In v0.8 of our platform (coming soon!), we'll pipe Airflow task logs from Elasticsearch to Airflow UI, and scheduler and web-server logs from Elasticsearch to Astronomer UI.
Here, you will find how to configure that logging setup, when it is released.
Capture and filter Airflow event data to a wide range of output streams. Utilize Airflow's custom logging interface and manage deployment-by-deployment logging behavior and log persistence.
Astronomer's Enterprise offering has a robust logging structure sitting atop Airflow. To get a better sense of how logging is structured in Airflow, check out our guide on customizing logging in Airflow. We highly recommend you read through the guide if you are unfamiliar Airflow's logging, or with Python's
logging module in general. Log output is smooth and intuitive, to make diagnosing potential Airflow failures simpler and less stressful. Logging configurations are controlled from the environment, and filtering is configured in a combined FluentD and Elasticsearch stack. Since the platform runs on top of Kubernetes, the stack has been designed to efficiently route and store large volumes of events without relying too much on stateful set persistent volumes.
Log Message Attributes
There are several configurable options that can be captured from log data. By default, the platform will capture a few key
|Time, in a human-readable format, at which the LogRecord was created.|
|The level of the event the LogRecord was created for. Typical log levels include |
|The file name from which the event was instantiated. This is taken from the |
|The line number from where the logger made a call.|
|The actual log message detailing the event occurance.|
These attributes are crucial for the platform's Elasticsearch and FluentD stack to operate correctly, as they are used to generate a
log_id used for looking up logs in Elasticsearch. If additional attribute output is desired, attributes can be added to the
RECORD_LABEL list in the custom
log_config.py file when setting up custom logging in Airflow. Additional attribute information can be found here.
Configuring FluentD log filtering
The Enterprise platform is deployed through Helm, and there is a provided
fluentd chart to deploy a FluentD service. The FluentD configuration will consider all log output streams, and filter out information by attributes that is specified by the
fluentd-configmap.yaml. Raw records are grabbed indiscriminately from all running containers on the host and forwarded over a TCP port to the waiting FluentD log collection daemon running on every host. All records are filtered down by namespace and Airflow component (webserver, scheduler, or worker).

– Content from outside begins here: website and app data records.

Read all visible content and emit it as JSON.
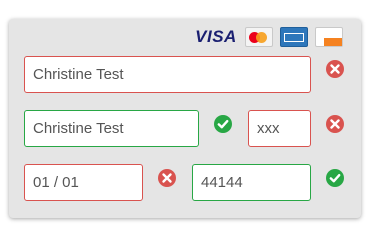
{
  "card_logos": [
    {
      "name": "visa",
      "text": "VISA"
    },
    {
      "name": "mastercard",
      "text": "MasterCard"
    },
    {
      "name": "american-express",
      "text": "AMERICAN EXPRESS"
    },
    {
      "name": "discover",
      "text": "DISCOVER"
    }
  ],
  "form": {
    "full_name": {
      "value": "Christine Test",
      "status": "invalid"
    },
    "card_name": {
      "value": "Christine Test",
      "status": "valid"
    },
    "cvv": {
      "value": "xxx",
      "status": "invalid"
    },
    "expiry": {
      "value": "01 / 01",
      "status": "invalid"
    },
    "zip": {
      "value": "44144",
      "status": "valid"
    }
  },
  "colors": {
    "invalid": "#d9534f",
    "valid": "#28a745",
    "card_background": "#e5e5e5"
  },
  "icons": {
    "invalid": "x-circle-icon",
    "valid": "check-circle-icon"
  }
}
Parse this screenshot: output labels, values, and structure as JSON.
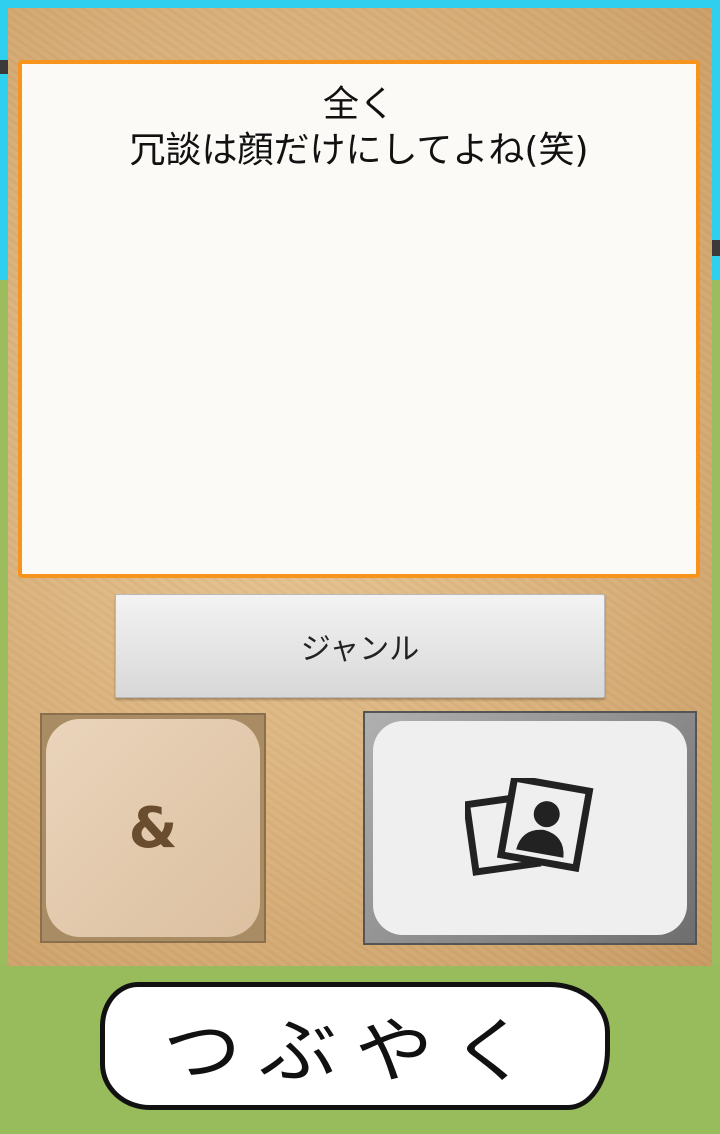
{
  "message": {
    "text": "全く\n冗談は顔だけにしてよね(笑)"
  },
  "genre_button": {
    "label": "ジャンル"
  },
  "and_button": {
    "label": "&"
  },
  "photo_button": {
    "icon": "photo-gallery-icon"
  },
  "tweet_button": {
    "label": "つぶやく"
  },
  "colors": {
    "sky": "#2fd0ef",
    "grass": "#9bbd5e",
    "message_border": "#f7941d",
    "panel": "#d9b07a"
  }
}
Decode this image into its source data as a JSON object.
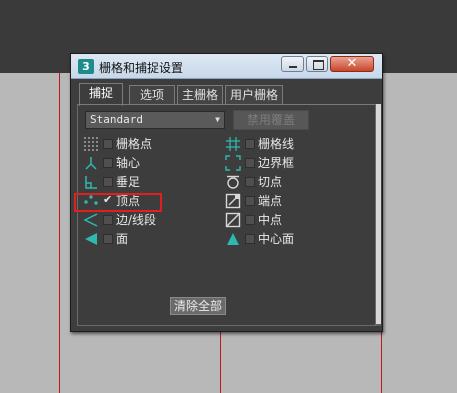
{
  "dialog": {
    "app_icon": "3",
    "title": "栅格和捕捉设置",
    "close_glyph": "✕",
    "tabs": [
      {
        "label": "捕捉",
        "active": true
      },
      {
        "label": "选项",
        "active": false
      },
      {
        "label": "主栅格",
        "active": false
      },
      {
        "label": "用户栅格",
        "active": false
      }
    ],
    "preset_selected": "Standard",
    "dropdown_arrow": "▼",
    "override_label": "禁用覆盖",
    "clear_all_label": "清除全部"
  },
  "snaps_left": [
    {
      "label": "栅格点",
      "checked": false,
      "icon": "grid-points-icon"
    },
    {
      "label": "轴心",
      "checked": false,
      "icon": "pivot-icon"
    },
    {
      "label": "垂足",
      "checked": false,
      "icon": "perpendicular-icon"
    },
    {
      "label": "顶点",
      "checked": true,
      "icon": "vertex-icon"
    },
    {
      "label": "边/线段",
      "checked": false,
      "icon": "edge-segment-icon"
    },
    {
      "label": "面",
      "checked": false,
      "icon": "face-icon"
    }
  ],
  "snaps_right": [
    {
      "label": "栅格线",
      "checked": false,
      "icon": "grid-lines-icon"
    },
    {
      "label": "边界框",
      "checked": false,
      "icon": "bounding-box-icon"
    },
    {
      "label": "切点",
      "checked": false,
      "icon": "tangent-icon"
    },
    {
      "label": "端点",
      "checked": false,
      "icon": "endpoint-icon"
    },
    {
      "label": "中点",
      "checked": false,
      "icon": "midpoint-icon"
    },
    {
      "label": "中心面",
      "checked": false,
      "icon": "center-face-icon"
    }
  ],
  "colors": {
    "icon_teal": "#2fb8b0",
    "highlight_red": "#e02020"
  }
}
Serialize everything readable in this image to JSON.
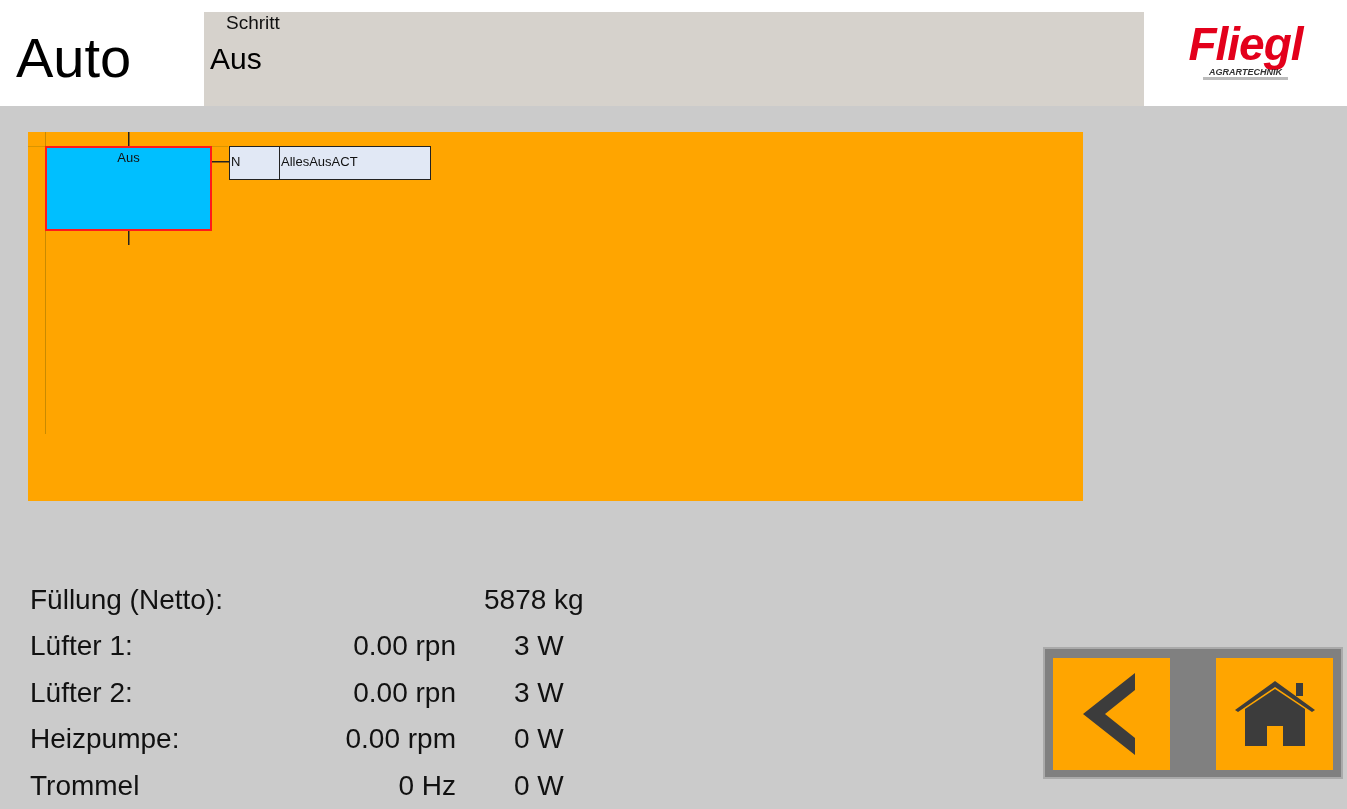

FluentD relies on a system of record tags and regex matching to keep, delete, and modify records. You can override the
filter directives to change the behavior and flow of logs. This includes filtering out events through
grep, enriching records with additional data or metadata, and deleting fields. The
match directive is almost strictly used to modify log tags.
In short, you should use
match to re-tag log events and
filter to modify/delete the log event fields. A common pattern is to
match log events to a new tag, and then add fields to that new tag using
<match OLD_LOG_TAG.**> @type DESIRED_FLUENTD_PLUGIN <rule> key EXISTING_LOG_FIELD pattern ^(scheduler)$ tag NEW_LOG_TAG </rule> </match>
An example match directive configuration, similar to what you might see in the platform chart, is above.
key specifies the field.
pattern is another regex that specifies the desired value of the component key.
tag is the desired new tag for the logs caught by the rule.
Any arbitrary number of rules an be written to capture logs.
<filter NEW_LOG_TAG.**> @type DESIRED_FLUENTD_PLUGIN format json replace_invalid_sequence true emit_invalid_record_to_error false key_name EXISTING_LOG_FIELD reserve_data true </filter>
Now that we've rewritten the tag using a
match, we can use a
filter directive to capture and modify the newly tagged logs.
NOTE: Order does matter in the FluentD configuration file. Filter directives are evaluated and applied top-down, in a descending order. Therefore, it is safest to follow this with both match and filter directives to ensure expected behavior. If FluentD cannot match a tag, it will ignore it and the logs will not be allowed to pass.
At the end of the log pipeline, logs can now be redirected to a destination. Our platform is built to redirect logs to Elasticsearch, but FluentD supports a wide range of remote storage destinations, including Kafka, Mongo, and BigQuery, through its
plugins. Find a list of all FluentD plugins here.
Logging Best Practices
- Try to separate log message data from log metadata. This includes filename, line number, and creation time as metadata. Tryng to parse and filter this information in any log pipeline can get messy, very quickly.
- Build FluentD configuration files from the top down, not only because order matters when using many of FluentD's directives, but also because it makes the config easier to modify and/or repair.
- If a FluentD filter is causing logs to go missing, but everything looks correct, check whether the correct plugin is installed for use on the daemon itself.
- Try to keep log tags as succinct as possible. Too many tags can become hard to manage, especially when the pattern matching is relient upon regular expressions.